A final report on a review of business rates has been postponed until autumn, the government has confirmed.
The latest delay to the outcome of a consultation announced in last year’s spring Budget has led to accusations of Chancellor Rishi Sunak “kicking the issue down the road”.
Postponing the report – in a move that was leaked to national press yesterday – would allow time for economic certainty to grow, the Treasury said today. An interim report, including a summary of responses to the consultation, which closed in October, would now be published on 23 March.
It follows repeated calls from industry for the government to hasten business rates reform to save struggling retailers.
“We seem to have a chancellor who has followed in a long line of chancellors in kicking the issue of business rates down the road,” said Colliers head of business rates John Webber.
“The government has delayed its announcement four times in the past year. We were supposed to hear in the autumn, then in the new year, then in the Budget and now it’s the autumn again.”
Eighteen retail leaders including the CEOs of Tesco, Asda and Morrisons wrote to Sunak earlier this month urging him to use the Budget on 3 March to “commit to fundamental reform of business rates focused on reducing the burden on retailers”.
Sunak is expected to announce in the Budget an extension to the year-long business rates holiday for retail, hospitality and leisure. The relief was this week extended in Scotland for another year, until April 2022, but currently remains set to expire on 31 March 2021 in England.
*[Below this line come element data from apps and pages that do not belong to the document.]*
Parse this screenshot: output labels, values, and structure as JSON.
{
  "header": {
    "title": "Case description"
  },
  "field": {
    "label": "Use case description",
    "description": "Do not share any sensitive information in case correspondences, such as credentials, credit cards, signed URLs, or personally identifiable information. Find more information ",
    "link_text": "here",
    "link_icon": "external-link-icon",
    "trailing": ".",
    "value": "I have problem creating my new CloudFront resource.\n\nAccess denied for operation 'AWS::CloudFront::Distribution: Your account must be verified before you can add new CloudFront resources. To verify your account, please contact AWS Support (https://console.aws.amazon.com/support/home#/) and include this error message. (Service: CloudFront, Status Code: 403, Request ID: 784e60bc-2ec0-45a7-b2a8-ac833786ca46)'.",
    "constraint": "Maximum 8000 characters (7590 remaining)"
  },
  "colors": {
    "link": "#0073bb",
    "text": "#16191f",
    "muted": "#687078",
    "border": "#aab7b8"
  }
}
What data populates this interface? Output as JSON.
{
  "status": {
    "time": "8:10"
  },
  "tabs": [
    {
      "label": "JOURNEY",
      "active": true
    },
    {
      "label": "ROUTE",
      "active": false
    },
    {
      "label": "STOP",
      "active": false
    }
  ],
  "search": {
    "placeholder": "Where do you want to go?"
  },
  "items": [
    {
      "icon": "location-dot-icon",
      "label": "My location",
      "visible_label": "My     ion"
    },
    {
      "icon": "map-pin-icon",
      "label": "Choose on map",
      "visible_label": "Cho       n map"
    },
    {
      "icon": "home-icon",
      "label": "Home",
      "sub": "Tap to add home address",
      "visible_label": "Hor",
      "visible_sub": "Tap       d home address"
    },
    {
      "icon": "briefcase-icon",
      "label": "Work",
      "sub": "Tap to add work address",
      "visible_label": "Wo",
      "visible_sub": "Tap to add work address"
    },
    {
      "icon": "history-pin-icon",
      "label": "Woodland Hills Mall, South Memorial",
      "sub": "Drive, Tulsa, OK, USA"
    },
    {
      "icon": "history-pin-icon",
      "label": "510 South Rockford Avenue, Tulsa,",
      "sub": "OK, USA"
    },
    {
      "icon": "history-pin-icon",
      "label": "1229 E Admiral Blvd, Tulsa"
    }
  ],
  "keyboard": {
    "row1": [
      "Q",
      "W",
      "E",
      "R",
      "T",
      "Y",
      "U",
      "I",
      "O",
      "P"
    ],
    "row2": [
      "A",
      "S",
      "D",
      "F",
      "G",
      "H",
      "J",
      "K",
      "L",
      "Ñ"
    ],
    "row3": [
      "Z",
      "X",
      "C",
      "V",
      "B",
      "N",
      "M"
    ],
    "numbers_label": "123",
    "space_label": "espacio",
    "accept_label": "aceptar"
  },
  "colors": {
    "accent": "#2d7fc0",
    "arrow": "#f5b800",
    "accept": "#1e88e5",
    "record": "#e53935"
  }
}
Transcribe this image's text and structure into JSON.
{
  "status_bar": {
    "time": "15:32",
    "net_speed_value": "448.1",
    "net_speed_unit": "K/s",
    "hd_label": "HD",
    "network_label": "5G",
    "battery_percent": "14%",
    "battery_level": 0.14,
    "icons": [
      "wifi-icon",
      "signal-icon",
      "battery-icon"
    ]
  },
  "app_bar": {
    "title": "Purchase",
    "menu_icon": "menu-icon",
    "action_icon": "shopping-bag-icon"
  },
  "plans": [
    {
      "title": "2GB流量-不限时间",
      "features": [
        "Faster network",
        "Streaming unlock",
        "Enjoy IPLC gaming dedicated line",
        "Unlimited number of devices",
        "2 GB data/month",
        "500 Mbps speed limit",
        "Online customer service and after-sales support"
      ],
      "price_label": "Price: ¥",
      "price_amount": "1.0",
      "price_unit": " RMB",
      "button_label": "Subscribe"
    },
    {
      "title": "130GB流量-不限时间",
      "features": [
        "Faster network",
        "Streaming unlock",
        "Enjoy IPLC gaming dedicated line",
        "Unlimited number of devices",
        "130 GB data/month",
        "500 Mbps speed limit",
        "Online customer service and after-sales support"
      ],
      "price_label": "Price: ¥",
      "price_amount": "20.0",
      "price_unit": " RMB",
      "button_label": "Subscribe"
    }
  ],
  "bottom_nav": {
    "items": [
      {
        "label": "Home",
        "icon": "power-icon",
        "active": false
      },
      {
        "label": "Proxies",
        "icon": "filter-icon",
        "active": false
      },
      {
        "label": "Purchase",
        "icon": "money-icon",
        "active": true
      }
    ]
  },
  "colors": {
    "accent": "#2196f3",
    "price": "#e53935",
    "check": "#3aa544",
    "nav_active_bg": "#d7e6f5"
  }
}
The Grocer revealed last month Scotland’s extended business rates relief is to be application-based to avoid major supermarkets automatically receiving it.